Q&A: Winding up the Estate


Wednesday, 06 February 2019 05:59

Q: My father passed away approximately seven years ago. My brother is the sole executor of the estate. However he refuses to wind up the estate. Over the years since my father’s demise, my brother has continued to run the business and deal in the assets of the estate at his own discretion. Every few months we receive some money which we are told is “the inheritance”, but there is no detail, nor have we seen any financials to date. Everyone is keeping quiet to avoid any problems. Is it permissible for the executor to sell off any asset at his discretion and is it correct for him to refuse to wind up the estate?

A: A When a person passes away, the priority will be to settle his funeral expenses and all debts. It is reported in a hadeeth that the deceased’s entry to Jannah is restricted until his debts are discharged. If he had made any bequest, it will then be discharged from a maximum of one third of the estate. The remainder belongs to all the heirs in proportion to their shares of inheritance. They are also entitled to receive it without delay, except in the case of a minor, etc., or if there is any mutual agreement to not immediately distribute the inheritance.

The executors are trustees and administrators only. If any heir is an executor, he owns only his own share of the estate, not the shares of others. Hence, it is totally impermissible for him to dispose any asset of the estate without the mutual agreement of the shareholders. Doing so will be a misappropriation of amaanah. 


The executor, being a trustee, has a very weighty responsibility, which he will have to account for on the day of Qiyaamah. It is his duty to ensure that all the heirs receive their shar‘ee right as speedily as possible. To delay the winding up of the estate is wrong and sinful – unless due to circumstances beyond one’s control. In fact, upon the demise of a person, the executors (and if there is no executor then some senior family person) should gather all the heirs as soon as possible – even the next morning. He should fully explain all the details of what the estate comprises of, how it is going to be wound up, the options the heirs can consider, etc. Just as salaah or fasting will not be delayed for a few days because one is grieving, likewise the command of Allah Ta‘ala with regard to distributing the inheritance and discharging this weighty amaanah should not be delayed. It is not unethical to discuss estate matters “so soon” after someone has passed away. The reality is that it is totally unethical — and sinful— to unnecessarily delay the winding up process. While the actual distribution in larger estates can happen as soon as is practically possible, which may require the assistance of experienced ‘Ulama and others, the process of discussion and consultation should commence without delay. If all the heirs mutually agree to keep the estate in a partnership, a clear partnership agreement should be drawn up and all the parties should be given a signed copy for their records. In such a mutual agreement the heirs are not obliged to keep the executors as managers as the partnership. They may mutually appoint whoever they wish.

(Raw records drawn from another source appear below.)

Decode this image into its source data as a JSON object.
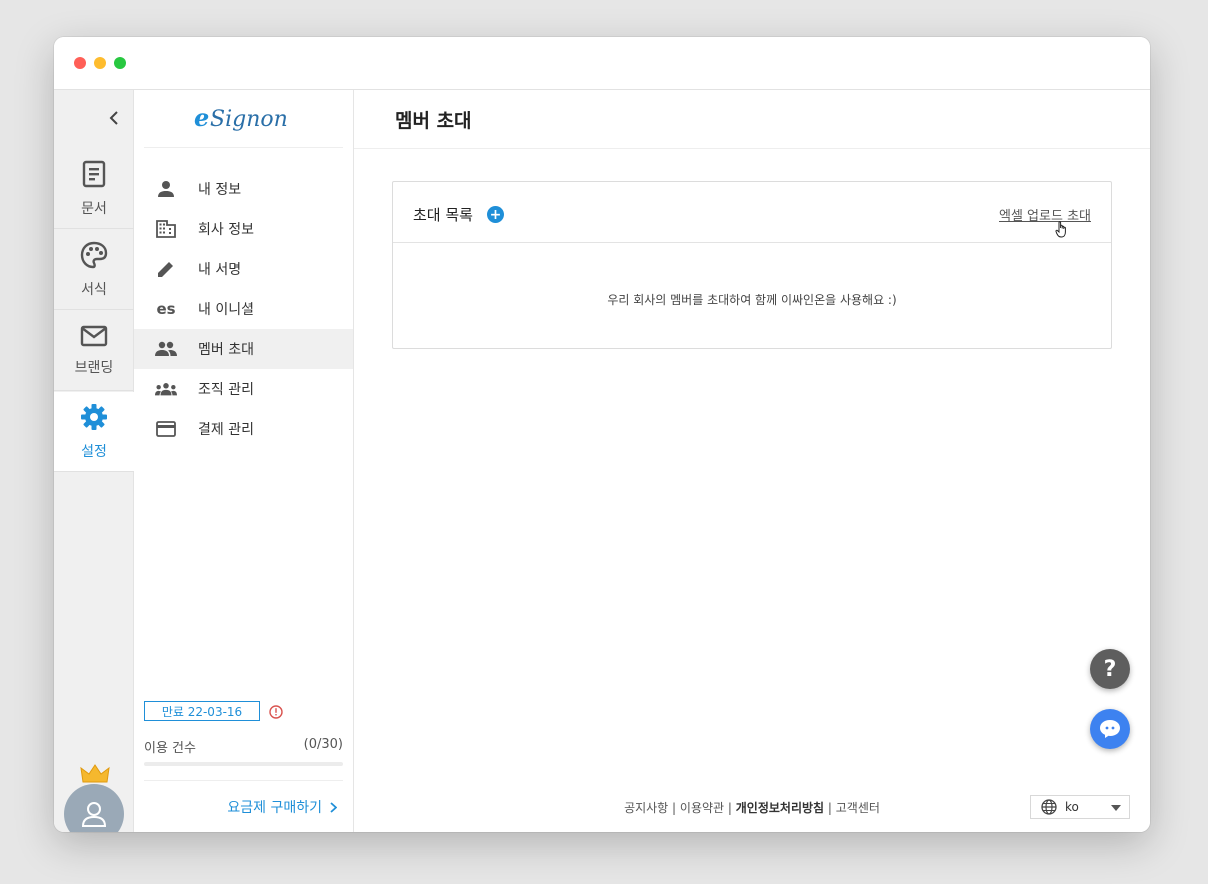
{
  "window": {
    "controls": [
      "close",
      "minimize",
      "maximize"
    ]
  },
  "rail": {
    "collapse_icon": "chevron-left-icon",
    "items": [
      {
        "label": "문서",
        "icon": "document-icon"
      },
      {
        "label": "서식",
        "icon": "palette-icon"
      },
      {
        "label": "브랜딩",
        "icon": "mail-icon"
      },
      {
        "label": "설정",
        "icon": "gear-icon",
        "active": true
      }
    ],
    "avatar_icon": "user-avatar-icon",
    "crown_icon": "crown-icon"
  },
  "menu": {
    "logo_text": "eSignon",
    "items": [
      {
        "label": "내 정보",
        "icon": "person-icon"
      },
      {
        "label": "회사 정보",
        "icon": "building-icon"
      },
      {
        "label": "내 서명",
        "icon": "pencil-icon"
      },
      {
        "label": "내 이니셜",
        "icon_text": "es"
      },
      {
        "label": "멤버 초대",
        "icon": "people-icon",
        "active": true
      },
      {
        "label": "조직 관리",
        "icon": "group-icon"
      },
      {
        "label": "결제 관리",
        "icon": "credit-card-icon"
      }
    ],
    "expiry_label": "만료 22-03-16",
    "usage_label": "이용 건수",
    "usage_value": "(0/30)",
    "usage_fraction": 0,
    "buy_label": "요금제 구매하기"
  },
  "main": {
    "title": "멤버 초대",
    "card": {
      "title": "초대 목록",
      "add_symbol": "+",
      "excel_link": "엑셀 업로드 초대",
      "empty_message": "우리 회사의 멤버를 초대하여 함께 이싸인온을 사용해요 :)"
    },
    "help_symbol": "?",
    "footer": {
      "notice": "공지사항",
      "terms": "이용약관",
      "privacy": "개인정보처리방침",
      "support": "고객센터",
      "separator": " | "
    },
    "language": "ko"
  },
  "colors": {
    "accent": "#1f8fd8",
    "help_button": "#5e5e5e",
    "chat_button": "#3d82f0"
  }
}
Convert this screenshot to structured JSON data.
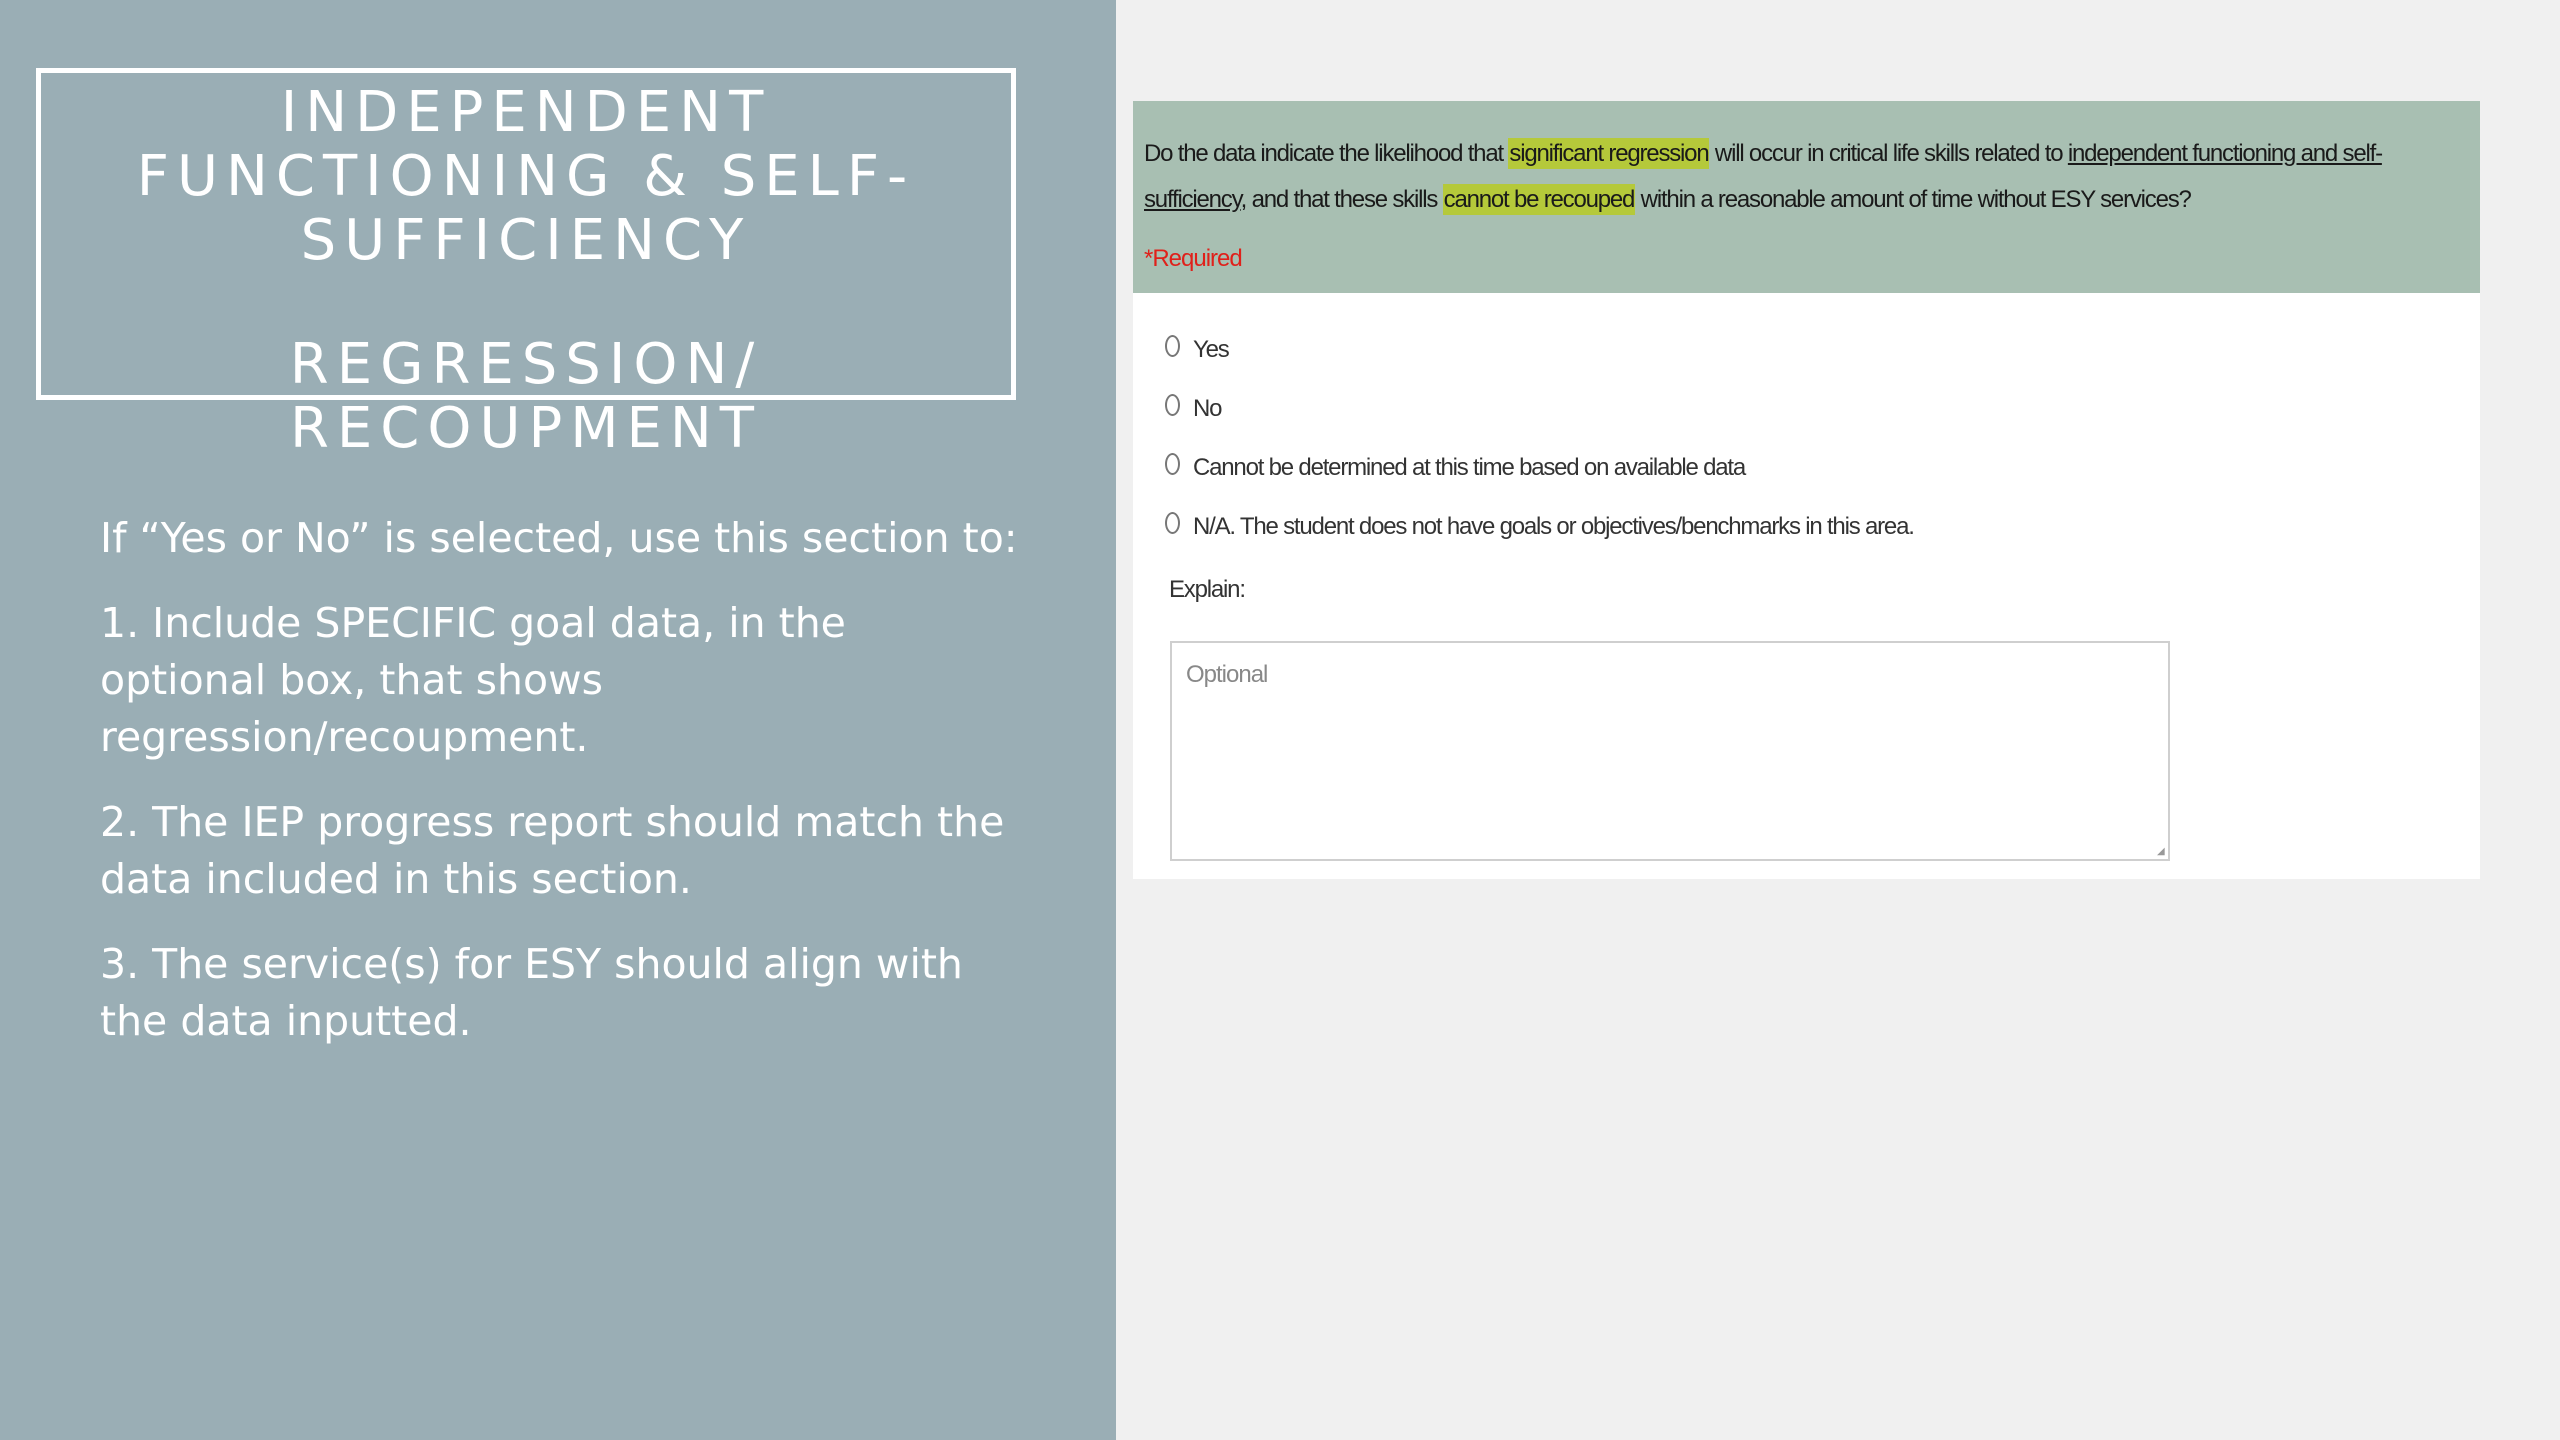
{
  "slide": {
    "title_lines": [
      "INDEPENDENT",
      "FUNCTIONING & SELF-",
      "SUFFICIENCY"
    ],
    "subtitle": "REGRESSION/ RECOUPMENT",
    "paragraphs": [
      "If “Yes or No” is selected, use this section to:",
      "1. Include SPECIFIC goal data, in the optional box,  that shows regression/recoupment.",
      "2.  The IEP progress report should match the data included in this section.",
      "3. The service(s) for ESY should align with the data inputted."
    ]
  },
  "form": {
    "question": {
      "part1": "Do the data indicate the likelihood that ",
      "highlight1": "significant regression",
      "part2": " will occur in critical life skills related to ",
      "underline1": "independent functioning and self-sufficiency",
      "part3": ", and that these skills ",
      "highlight2": "cannot be recouped",
      "part4": " within a reasonable amount of time without ESY services?"
    },
    "required_label": "*Required",
    "options": [
      "Yes",
      "No",
      "Cannot be determined at this time based on available data",
      "N/A. The student does not have goals or objectives/benchmarks in this area."
    ],
    "explain_label": "Explain:",
    "explain_placeholder": "Optional",
    "explain_value": ""
  },
  "colors": {
    "left_panel": "#9aaeb5",
    "question_header": "#a8bfb2",
    "highlight": "#b5c93a",
    "required": "#e0201a"
  }
}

Throughout the winding up process there should be complete transparency in all matters. Though the executors may have no ill intent, a lack of transparency gives rise to suspicions, which lead to unnecessary quarrels and disputes. This often results in the terrible calamity of broken family relationships. Losing billions is not as disastrous to one’s Deen and dunya as the breaking of family ties is. Therefore, every effort should be made to manage the process in such a manner that while all parties receive their full shar‘ee right, the family bonds are also strengthened in the process. Such an outcome is only possible if everyone’s concern is to do that which Deen requires of one and to earn the pleasure of Allah Ta‘ala.

May Allah Ta‘ala guide us to always act in accordance to the Quraan Majeed and noble sunnah and make the attainment of His pleasure our main concern in every aspect of life, aameen.